Items listed in a dataset
- - -
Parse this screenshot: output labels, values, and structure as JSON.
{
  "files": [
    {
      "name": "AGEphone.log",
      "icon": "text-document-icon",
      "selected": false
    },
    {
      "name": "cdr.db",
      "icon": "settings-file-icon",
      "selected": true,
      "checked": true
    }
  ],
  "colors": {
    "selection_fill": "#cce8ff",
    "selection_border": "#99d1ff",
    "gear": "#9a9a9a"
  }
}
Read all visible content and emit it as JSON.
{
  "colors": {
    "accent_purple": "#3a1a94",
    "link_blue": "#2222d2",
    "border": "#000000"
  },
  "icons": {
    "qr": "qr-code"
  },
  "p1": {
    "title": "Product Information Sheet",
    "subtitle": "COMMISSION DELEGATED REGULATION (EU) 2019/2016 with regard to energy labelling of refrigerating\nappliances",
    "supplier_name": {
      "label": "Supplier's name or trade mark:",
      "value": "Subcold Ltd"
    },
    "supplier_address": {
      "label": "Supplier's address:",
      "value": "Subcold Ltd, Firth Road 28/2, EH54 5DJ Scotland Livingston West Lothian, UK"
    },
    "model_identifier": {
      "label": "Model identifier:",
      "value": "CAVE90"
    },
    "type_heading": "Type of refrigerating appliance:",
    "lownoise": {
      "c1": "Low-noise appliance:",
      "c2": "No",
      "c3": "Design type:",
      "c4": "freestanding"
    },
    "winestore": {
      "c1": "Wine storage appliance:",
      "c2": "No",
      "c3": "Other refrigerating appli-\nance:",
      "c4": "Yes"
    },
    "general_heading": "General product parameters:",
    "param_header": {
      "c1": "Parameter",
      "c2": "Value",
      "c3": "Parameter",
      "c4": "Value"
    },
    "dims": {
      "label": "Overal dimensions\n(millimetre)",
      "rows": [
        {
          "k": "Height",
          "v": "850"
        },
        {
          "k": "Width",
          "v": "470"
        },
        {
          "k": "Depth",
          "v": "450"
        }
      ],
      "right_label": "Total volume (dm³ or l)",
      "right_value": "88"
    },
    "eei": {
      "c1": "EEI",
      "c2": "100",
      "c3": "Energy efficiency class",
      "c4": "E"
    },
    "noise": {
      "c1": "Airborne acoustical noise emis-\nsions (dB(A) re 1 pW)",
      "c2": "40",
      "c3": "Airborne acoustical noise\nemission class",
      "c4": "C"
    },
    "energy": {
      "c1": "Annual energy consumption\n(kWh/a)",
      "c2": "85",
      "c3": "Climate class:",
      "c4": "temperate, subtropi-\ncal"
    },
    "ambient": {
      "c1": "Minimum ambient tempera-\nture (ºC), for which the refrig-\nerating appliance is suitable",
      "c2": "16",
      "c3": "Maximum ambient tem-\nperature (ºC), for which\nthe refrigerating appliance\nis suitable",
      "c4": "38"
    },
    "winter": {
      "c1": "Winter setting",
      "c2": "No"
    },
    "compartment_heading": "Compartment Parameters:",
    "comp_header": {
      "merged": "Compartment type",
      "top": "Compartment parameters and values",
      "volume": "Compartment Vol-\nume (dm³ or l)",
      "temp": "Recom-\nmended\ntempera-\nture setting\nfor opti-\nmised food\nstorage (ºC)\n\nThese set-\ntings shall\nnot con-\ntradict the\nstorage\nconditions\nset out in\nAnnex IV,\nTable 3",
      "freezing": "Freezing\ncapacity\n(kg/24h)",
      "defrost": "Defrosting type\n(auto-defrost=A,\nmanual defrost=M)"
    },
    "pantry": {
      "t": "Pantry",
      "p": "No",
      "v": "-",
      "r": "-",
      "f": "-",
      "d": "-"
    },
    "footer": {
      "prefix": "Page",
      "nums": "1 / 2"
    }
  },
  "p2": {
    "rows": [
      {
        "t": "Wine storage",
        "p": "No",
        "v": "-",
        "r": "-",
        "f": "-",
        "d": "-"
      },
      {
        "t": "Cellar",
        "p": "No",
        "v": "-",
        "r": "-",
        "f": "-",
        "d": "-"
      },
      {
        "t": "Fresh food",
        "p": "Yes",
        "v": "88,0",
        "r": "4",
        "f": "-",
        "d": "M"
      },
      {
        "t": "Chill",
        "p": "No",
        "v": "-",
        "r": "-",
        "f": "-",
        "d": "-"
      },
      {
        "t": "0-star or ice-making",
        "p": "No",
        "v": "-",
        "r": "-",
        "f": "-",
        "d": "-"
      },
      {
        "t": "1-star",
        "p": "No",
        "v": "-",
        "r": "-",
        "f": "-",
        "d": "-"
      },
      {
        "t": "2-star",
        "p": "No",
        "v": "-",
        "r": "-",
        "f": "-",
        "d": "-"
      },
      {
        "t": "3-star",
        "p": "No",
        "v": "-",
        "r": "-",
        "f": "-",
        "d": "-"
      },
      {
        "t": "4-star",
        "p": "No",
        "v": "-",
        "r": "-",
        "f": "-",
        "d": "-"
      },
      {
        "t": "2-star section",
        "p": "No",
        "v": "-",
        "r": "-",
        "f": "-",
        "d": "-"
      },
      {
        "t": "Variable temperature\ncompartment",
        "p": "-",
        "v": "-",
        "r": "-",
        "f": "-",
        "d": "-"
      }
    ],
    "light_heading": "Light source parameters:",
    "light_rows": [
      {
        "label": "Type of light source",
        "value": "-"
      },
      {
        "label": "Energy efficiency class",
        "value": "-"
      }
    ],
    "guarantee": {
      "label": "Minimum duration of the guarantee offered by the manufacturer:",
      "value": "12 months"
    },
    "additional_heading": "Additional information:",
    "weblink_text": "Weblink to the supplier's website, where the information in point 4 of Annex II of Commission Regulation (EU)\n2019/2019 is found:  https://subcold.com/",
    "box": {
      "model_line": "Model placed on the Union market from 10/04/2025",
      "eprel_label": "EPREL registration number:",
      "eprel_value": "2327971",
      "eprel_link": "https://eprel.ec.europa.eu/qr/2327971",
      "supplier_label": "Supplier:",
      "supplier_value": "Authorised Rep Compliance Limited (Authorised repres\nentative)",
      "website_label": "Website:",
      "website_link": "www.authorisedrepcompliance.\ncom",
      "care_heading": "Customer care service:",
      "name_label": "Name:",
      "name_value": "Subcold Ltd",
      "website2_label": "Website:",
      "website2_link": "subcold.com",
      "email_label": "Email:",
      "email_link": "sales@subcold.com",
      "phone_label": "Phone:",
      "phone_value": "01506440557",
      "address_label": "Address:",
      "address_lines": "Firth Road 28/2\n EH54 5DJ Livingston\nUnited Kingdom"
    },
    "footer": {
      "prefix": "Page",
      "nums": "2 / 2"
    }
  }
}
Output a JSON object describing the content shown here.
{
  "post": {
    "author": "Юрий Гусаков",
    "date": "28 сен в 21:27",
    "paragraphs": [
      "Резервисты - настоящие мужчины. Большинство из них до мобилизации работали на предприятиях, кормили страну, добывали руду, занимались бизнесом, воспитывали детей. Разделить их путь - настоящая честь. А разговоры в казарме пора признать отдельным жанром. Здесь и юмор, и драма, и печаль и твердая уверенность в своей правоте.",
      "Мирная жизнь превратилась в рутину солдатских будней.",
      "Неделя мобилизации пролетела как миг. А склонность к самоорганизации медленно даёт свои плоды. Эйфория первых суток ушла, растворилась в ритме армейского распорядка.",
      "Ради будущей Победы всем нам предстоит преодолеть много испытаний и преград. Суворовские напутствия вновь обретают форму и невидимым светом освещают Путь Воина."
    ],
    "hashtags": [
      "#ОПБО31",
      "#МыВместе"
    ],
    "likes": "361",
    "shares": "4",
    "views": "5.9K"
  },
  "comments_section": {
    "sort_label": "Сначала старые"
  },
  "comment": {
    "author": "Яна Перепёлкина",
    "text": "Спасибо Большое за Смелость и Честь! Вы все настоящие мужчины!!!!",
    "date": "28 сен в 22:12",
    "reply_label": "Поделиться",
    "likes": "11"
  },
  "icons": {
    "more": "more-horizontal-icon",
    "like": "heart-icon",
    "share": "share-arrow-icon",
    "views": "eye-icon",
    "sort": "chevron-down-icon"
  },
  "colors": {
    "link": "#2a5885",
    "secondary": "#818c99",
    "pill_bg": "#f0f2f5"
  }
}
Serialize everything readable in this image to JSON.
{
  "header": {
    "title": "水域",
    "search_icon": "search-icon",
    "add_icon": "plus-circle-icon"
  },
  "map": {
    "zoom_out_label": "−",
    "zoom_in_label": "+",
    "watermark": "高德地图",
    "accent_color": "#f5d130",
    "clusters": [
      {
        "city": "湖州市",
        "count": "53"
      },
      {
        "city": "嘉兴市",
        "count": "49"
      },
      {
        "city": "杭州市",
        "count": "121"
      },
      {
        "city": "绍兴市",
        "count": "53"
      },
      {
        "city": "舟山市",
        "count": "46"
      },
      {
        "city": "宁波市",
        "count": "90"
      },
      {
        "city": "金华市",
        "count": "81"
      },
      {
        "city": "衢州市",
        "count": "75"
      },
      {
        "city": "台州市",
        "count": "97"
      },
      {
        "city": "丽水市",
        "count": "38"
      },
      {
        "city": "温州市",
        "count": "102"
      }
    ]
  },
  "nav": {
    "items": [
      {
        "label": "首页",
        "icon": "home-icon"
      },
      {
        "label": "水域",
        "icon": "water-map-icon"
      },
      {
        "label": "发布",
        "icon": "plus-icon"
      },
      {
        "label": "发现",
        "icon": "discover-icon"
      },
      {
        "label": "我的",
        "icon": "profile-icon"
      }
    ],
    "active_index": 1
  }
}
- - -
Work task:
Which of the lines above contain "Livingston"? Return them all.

Reply:
      "value": "Subcold Ltd, Firth Road 28/2, EH54 5DJ Scotland Livingston West Lothian, UK"
      "address_lines": "Firth Road 28/2\n EH54 5DJ Livingston\nUnited Kingdom"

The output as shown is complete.